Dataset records
· · ·

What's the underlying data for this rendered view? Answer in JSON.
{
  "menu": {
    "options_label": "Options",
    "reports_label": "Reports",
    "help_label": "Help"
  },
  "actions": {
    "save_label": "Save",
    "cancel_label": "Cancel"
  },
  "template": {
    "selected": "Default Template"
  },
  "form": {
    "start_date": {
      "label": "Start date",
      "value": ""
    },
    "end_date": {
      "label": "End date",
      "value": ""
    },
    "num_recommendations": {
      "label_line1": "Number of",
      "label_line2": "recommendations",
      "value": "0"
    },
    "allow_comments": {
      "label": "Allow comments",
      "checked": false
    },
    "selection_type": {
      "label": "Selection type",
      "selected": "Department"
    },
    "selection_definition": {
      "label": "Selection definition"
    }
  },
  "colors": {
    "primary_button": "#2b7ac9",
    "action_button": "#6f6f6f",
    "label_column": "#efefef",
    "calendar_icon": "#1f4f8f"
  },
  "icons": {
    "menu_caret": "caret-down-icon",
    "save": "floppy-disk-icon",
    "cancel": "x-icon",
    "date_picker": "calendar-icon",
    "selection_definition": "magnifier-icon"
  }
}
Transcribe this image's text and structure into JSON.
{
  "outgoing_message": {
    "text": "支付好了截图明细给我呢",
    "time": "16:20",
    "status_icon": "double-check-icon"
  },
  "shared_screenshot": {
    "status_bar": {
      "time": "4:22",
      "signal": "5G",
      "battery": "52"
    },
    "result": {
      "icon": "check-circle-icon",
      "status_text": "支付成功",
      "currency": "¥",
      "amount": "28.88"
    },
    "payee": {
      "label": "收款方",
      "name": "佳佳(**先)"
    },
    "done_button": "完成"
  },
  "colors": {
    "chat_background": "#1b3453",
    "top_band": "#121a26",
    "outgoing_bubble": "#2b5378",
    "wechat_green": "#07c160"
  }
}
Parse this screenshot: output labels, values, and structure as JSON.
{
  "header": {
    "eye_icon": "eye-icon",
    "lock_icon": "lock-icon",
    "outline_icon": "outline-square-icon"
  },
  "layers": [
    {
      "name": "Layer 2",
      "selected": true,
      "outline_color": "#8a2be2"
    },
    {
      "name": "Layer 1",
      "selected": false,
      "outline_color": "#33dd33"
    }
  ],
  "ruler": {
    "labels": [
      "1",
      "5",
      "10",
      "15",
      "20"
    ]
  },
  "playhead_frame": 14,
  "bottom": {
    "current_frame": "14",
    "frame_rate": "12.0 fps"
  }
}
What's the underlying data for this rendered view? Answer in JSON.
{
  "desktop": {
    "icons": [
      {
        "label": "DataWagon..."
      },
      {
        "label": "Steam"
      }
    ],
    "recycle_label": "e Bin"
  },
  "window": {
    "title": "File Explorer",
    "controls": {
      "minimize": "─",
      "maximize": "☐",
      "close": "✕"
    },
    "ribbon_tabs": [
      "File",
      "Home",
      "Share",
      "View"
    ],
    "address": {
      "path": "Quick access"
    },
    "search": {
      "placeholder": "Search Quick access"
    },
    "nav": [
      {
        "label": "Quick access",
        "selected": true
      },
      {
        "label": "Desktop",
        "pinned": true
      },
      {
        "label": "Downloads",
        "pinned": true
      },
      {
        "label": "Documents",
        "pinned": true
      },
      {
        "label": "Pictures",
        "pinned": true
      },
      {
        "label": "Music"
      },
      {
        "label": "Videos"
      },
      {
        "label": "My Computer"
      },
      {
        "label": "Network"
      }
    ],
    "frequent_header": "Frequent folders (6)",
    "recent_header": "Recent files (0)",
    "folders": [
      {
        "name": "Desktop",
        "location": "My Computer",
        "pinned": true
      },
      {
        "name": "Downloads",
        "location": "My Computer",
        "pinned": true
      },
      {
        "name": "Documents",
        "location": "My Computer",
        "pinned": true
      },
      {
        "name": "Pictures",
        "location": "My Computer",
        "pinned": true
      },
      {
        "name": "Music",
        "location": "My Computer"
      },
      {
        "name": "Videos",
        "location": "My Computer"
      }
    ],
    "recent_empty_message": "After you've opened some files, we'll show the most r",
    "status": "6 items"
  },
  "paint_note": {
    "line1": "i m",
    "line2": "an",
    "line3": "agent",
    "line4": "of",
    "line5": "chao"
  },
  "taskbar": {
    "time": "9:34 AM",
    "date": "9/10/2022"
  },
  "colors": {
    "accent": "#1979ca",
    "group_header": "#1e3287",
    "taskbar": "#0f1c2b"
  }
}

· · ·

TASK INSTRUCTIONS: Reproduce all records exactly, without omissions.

RESULT OF THIS TASK:
What's the underlying data for this rendered view? Answer in JSON.
{
  "menu": {
    "options_label": "Options",
    "reports_label": "Reports",
    "help_label": "Help"
  },
  "actions": {
    "save_label": "Save",
    "cancel_label": "Cancel"
  },
  "template": {
    "selected": "Default Template"
  },
  "form": {
    "start_date": {
      "label": "Start date",
      "value": ""
    },
    "end_date": {
      "label": "End date",
      "value": ""
    },
    "num_recommendations": {
      "label_line1": "Number of",
      "label_line2": "recommendations",
      "value": "0"
    },
    "allow_comments": {
      "label": "Allow comments",
      "checked": false
    },
    "selection_type": {
      "label": "Selection type",
      "selected": "Department"
    },
    "selection_definition": {
      "label": "Selection definition"
    }
  },
  "colors": {
    "primary_button": "#2b7ac9",
    "action_button": "#6f6f6f",
    "label_column": "#efefef",
    "calendar_icon": "#1f4f8f"
  },
  "icons": {
    "menu_caret": "caret-down-icon",
    "save": "floppy-disk-icon",
    "cancel": "x-icon",
    "date_picker": "calendar-icon",
    "selection_definition": "magnifier-icon"
  }
}
Transcribe this image's text and structure into JSON.
{
  "outgoing_message": {
    "text": "支付好了截图明细给我呢",
    "time": "16:20",
    "status_icon": "double-check-icon"
  },
  "shared_screenshot": {
    "status_bar": {
      "time": "4:22",
      "signal": "5G",
      "battery": "52"
    },
    "result": {
      "icon": "check-circle-icon",
      "status_text": "支付成功",
      "currency": "¥",
      "amount": "28.88"
    },
    "payee": {
      "label": "收款方",
      "name": "佳佳(**先)"
    },
    "done_button": "完成"
  },
  "colors": {
    "chat_background": "#1b3453",
    "top_band": "#121a26",
    "outgoing_bubble": "#2b5378",
    "wechat_green": "#07c160"
  }
}
Parse this screenshot: output labels, values, and structure as JSON.
{
  "header": {
    "eye_icon": "eye-icon",
    "lock_icon": "lock-icon",
    "outline_icon": "outline-square-icon"
  },
  "layers": [
    {
      "name": "Layer 2",
      "selected": true,
      "outline_color": "#8a2be2"
    },
    {
      "name": "Layer 1",
      "selected": false,
      "outline_color": "#33dd33"
    }
  ],
  "ruler": {
    "labels": [
      "1",
      "5",
      "10",
      "15",
      "20"
    ]
  },
  "playhead_frame": 14,
  "bottom": {
    "current_frame": "14",
    "frame_rate": "12.0 fps"
  }
}
What's the underlying data for this rendered view? Answer in JSON.
{
  "desktop": {
    "icons": [
      {
        "label": "DataWagon..."
      },
      {
        "label": "Steam"
      }
    ],
    "recycle_label": "e Bin"
  },
  "window": {
    "title": "File Explorer",
    "controls": {
      "minimize": "─",
      "maximize": "☐",
      "close": "✕"
    },
    "ribbon_tabs": [
      "File",
      "Home",
      "Share",
      "View"
    ],
    "address": {
      "path": "Quick access"
    },
    "search": {
      "placeholder": "Search Quick access"
    },
    "nav": [
      {
        "label": "Quick access",
        "selected": true
      },
      {
        "label": "Desktop",
        "pinned": true
      },
      {
        "label": "Downloads",
        "pinned": true
      },
      {
        "label": "Documents",
        "pinned": true
      },
      {
        "label": "Pictures",
        "pinned": true
      },
      {
        "label": "Music"
      },
      {
        "label": "Videos"
      },
      {
        "label": "My Computer"
      },
      {
        "label": "Network"
      }
    ],
    "frequent_header": "Frequent folders (6)",
    "recent_header": "Recent files (0)",
    "folders": [
      {
        "name": "Desktop",
        "location": "My Computer",
        "pinned": true
      },
      {
        "name": "Downloads",
        "location": "My Computer",
        "pinned": true
      },
      {
        "name": "Documents",
        "location": "My Computer",
        "pinned": true
      },
      {
        "name": "Pictures",
        "location": "My Computer",
        "pinned": true
      },
      {
        "name": "Music",
        "location": "My Computer"
      },
      {
        "name": "Videos",
        "location": "My Computer"
      }
    ],
    "recent_empty_message": "After you've opened some files, we'll show the most r",
    "status": "6 items"
  },
  "paint_note": {
    "line1": "i m",
    "line2": "an",
    "line3": "agent",
    "line4": "of",
    "line5": "chao"
  },
  "taskbar": {
    "time": "9:34 AM",
    "date": "9/10/2022"
  },
  "colors": {
    "accent": "#1979ca",
    "group_header": "#1e3287",
    "taskbar": "#0f1c2b"
  }
}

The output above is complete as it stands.